Swelling of the face and lips after upper/lower jaw surgery is expected. Ice packs will reduce the facial swelling if used regularly. Your lips should be continuously covered with a thick layer of ointment after surgery especially in the corners. This will promote healing and prevent cracking of the lips. It is not uncommon for people who suffer from fever blisters to develop lip lesions due to the stretching of the lips during surgery. Your favorite ointment will help to minimize or treat eruptions.
Minor bleeding after jaw surgery is common. You should expect your saliva to be bloody for several days. Heavy bleeding with clot formation is unusual and your doctor should be called if noted. As mentioned earlier, intermittent light nasal bleeding is to be expected. On the fifth to seventh day after surgery, patients frequently experience a dark water discharge from the nose, which is the result of blood clots in the sinuses dissolving. This is a self limiting discharge and will clear after several minutes.

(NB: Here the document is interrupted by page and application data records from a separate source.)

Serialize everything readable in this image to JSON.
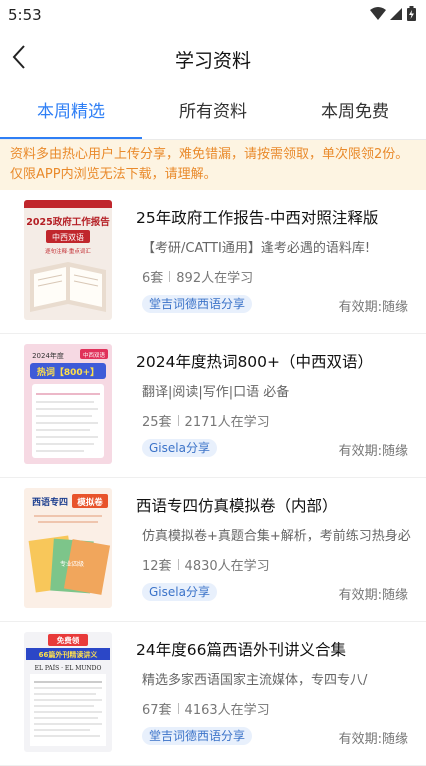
{
  "status_bar": {
    "time": "5:53"
  },
  "header": {
    "title": "学习资料"
  },
  "tabs": [
    {
      "label": "本周精选",
      "active": true
    },
    {
      "label": "所有资料",
      "active": false
    },
    {
      "label": "本周免费",
      "active": false
    }
  ],
  "notice": {
    "line1": "资料多由热心用户上传分享，难免错漏，请按需领取，单次限领2份。",
    "line2": "仅限APP内浏览无法下载，请理解。"
  },
  "items": [
    {
      "title": "25年政府工作报告-中西对照注释版",
      "desc": "【考研/CATTI通用】逢考必遇的语料库!",
      "sets": "6套",
      "learners": "892人在学习",
      "tag": "堂吉词德西语分享",
      "validity": "有效期:随缘",
      "cover": {
        "top_text": "2025政府工作报告",
        "mid_text": "中西双语",
        "sub_text": "逐句注释·重点词汇"
      }
    },
    {
      "title": "2024年度热词800+（中西双语）",
      "desc": "翻译|阅读|写作|口语 必备",
      "sets": "25套",
      "learners": "2171人在学习",
      "tag": "Gisela分享",
      "validity": "有效期:随缘",
      "cover": {
        "top_text": "2024年度",
        "mid_text": "热词【800+】",
        "sub_text": "中西双语"
      }
    },
    {
      "title": "西语专四仿真模拟卷（内部）",
      "desc": "仿真模拟卷+真题合集+解析，考前练习热身必",
      "sets": "12套",
      "learners": "4830人在学习",
      "tag": "Gisela分享",
      "validity": "有效期:随缘",
      "cover": {
        "top_text": "西语专四",
        "mid_text": "模拟卷",
        "sub_text": "专业四级"
      }
    },
    {
      "title": "24年度66篇西语外刊讲义合集",
      "desc": "精选多家西语国家主流媒体，专四专八/",
      "sets": "67套",
      "learners": "4163人在学习",
      "tag": "堂吉词德西语分享",
      "validity": "有效期:随缘",
      "cover": {
        "top_text": "免费领",
        "mid_text": "66篇外刊精读讲义",
        "sub_text": "EL PAÍS · EL MUNDO"
      }
    }
  ],
  "colors": {
    "accent": "#2f7ff5",
    "notice_text": "#e98a2b",
    "notice_bg": "#fdf4e2"
  }
}
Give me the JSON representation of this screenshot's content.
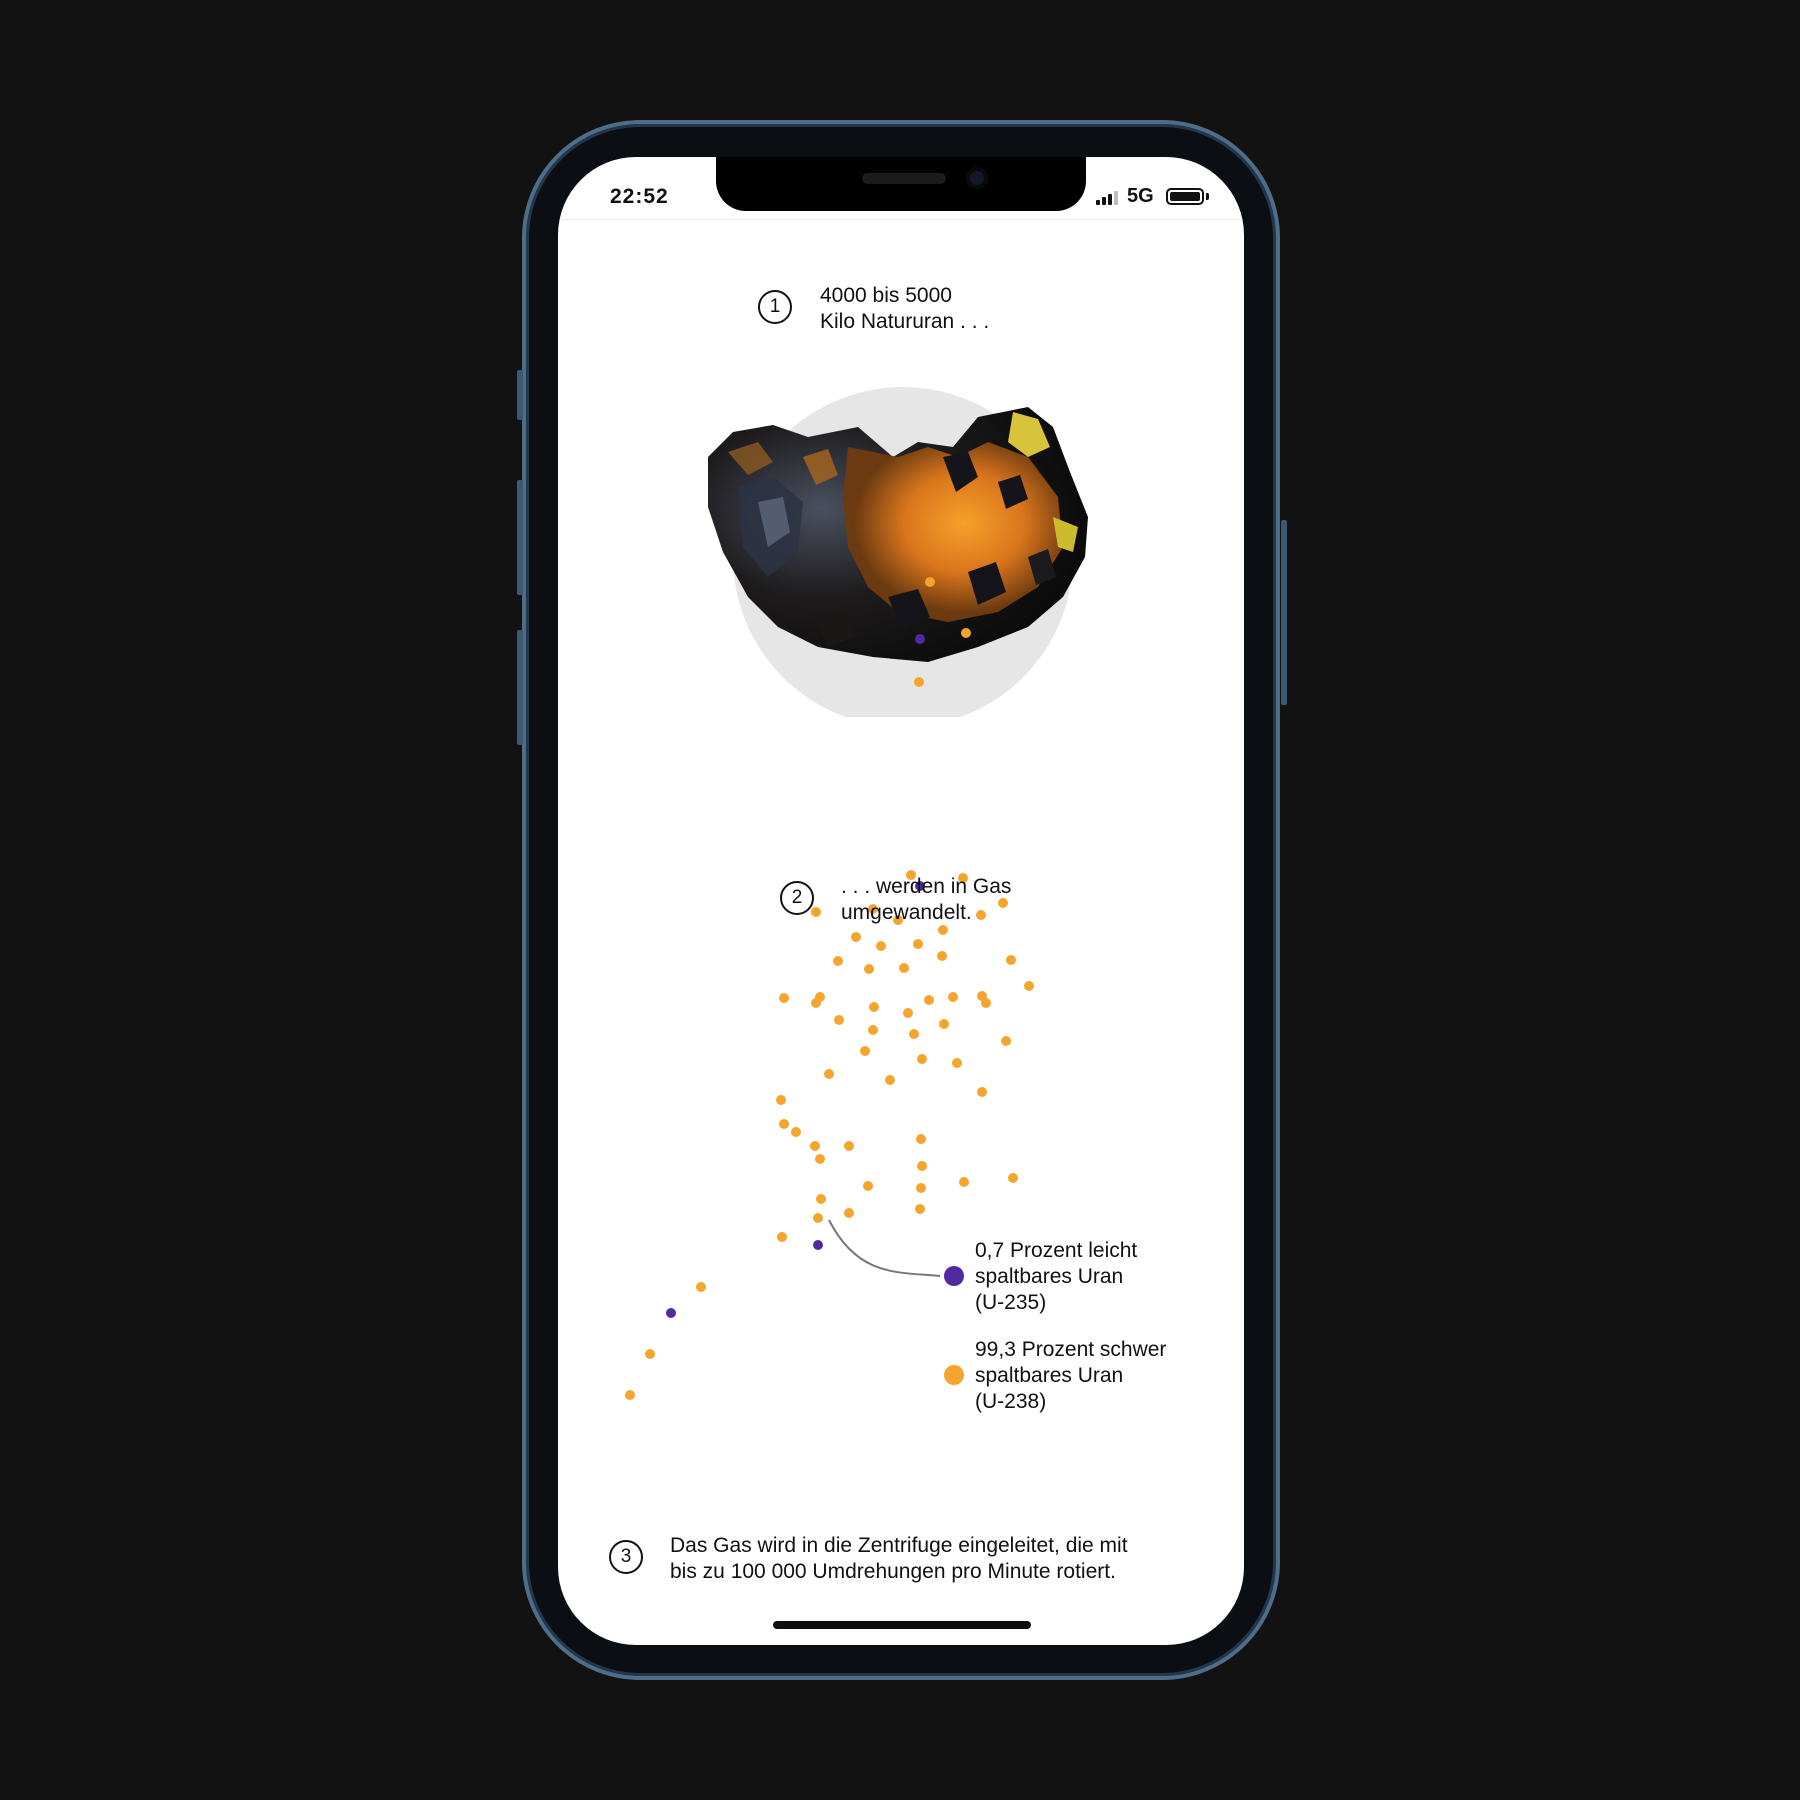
{
  "status_bar": {
    "time": "22:52",
    "network": "5G",
    "signal_icon": "cellular-signal-icon",
    "battery_icon": "battery-full-icon"
  },
  "colors": {
    "u238": "#f5a52d",
    "u235": "#4f2aa3",
    "text": "#111111",
    "page_bg": "#121212",
    "rock_halo": "#e6e6e6"
  },
  "steps": [
    {
      "number": "1",
      "lines": [
        "4000 bis 5000",
        "Kilo Natururan . . ."
      ]
    },
    {
      "number": "2",
      "lines": [
        ". . . werden in Gas",
        "umgewandelt."
      ]
    },
    {
      "number": "3",
      "lines": [
        "Das Gas wird in die Zentrifuge eingeleitet, die mit",
        "bis zu 100 000 Umdrehungen pro Minute rotiert."
      ]
    }
  ],
  "legend": [
    {
      "key": "u235",
      "lines": [
        "0,7 Prozent leicht",
        "spaltbares Uran",
        "(U-235)"
      ]
    },
    {
      "key": "u238",
      "lines": [
        "99,3 Prozent schwer",
        "spaltbares Uran",
        "(U-238)"
      ]
    }
  ],
  "image": {
    "name": "natural-uranium-ore-image"
  }
}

It is not necessary to take a shower on the day of surgery. However, most patients feel more comfortable if they shower and shampoo their hair the day after surgery. It is best not to take a bath for the first week after surgery. It is much more difficult to get in and out of a bath and the heat of a bath will cause vasodilation which can result in fainting when standing up.
If you have any questions, please call the Fairfax office at (703) 385-5777. If you call after business hours, you will be able to contact a doctor our After-Hours service.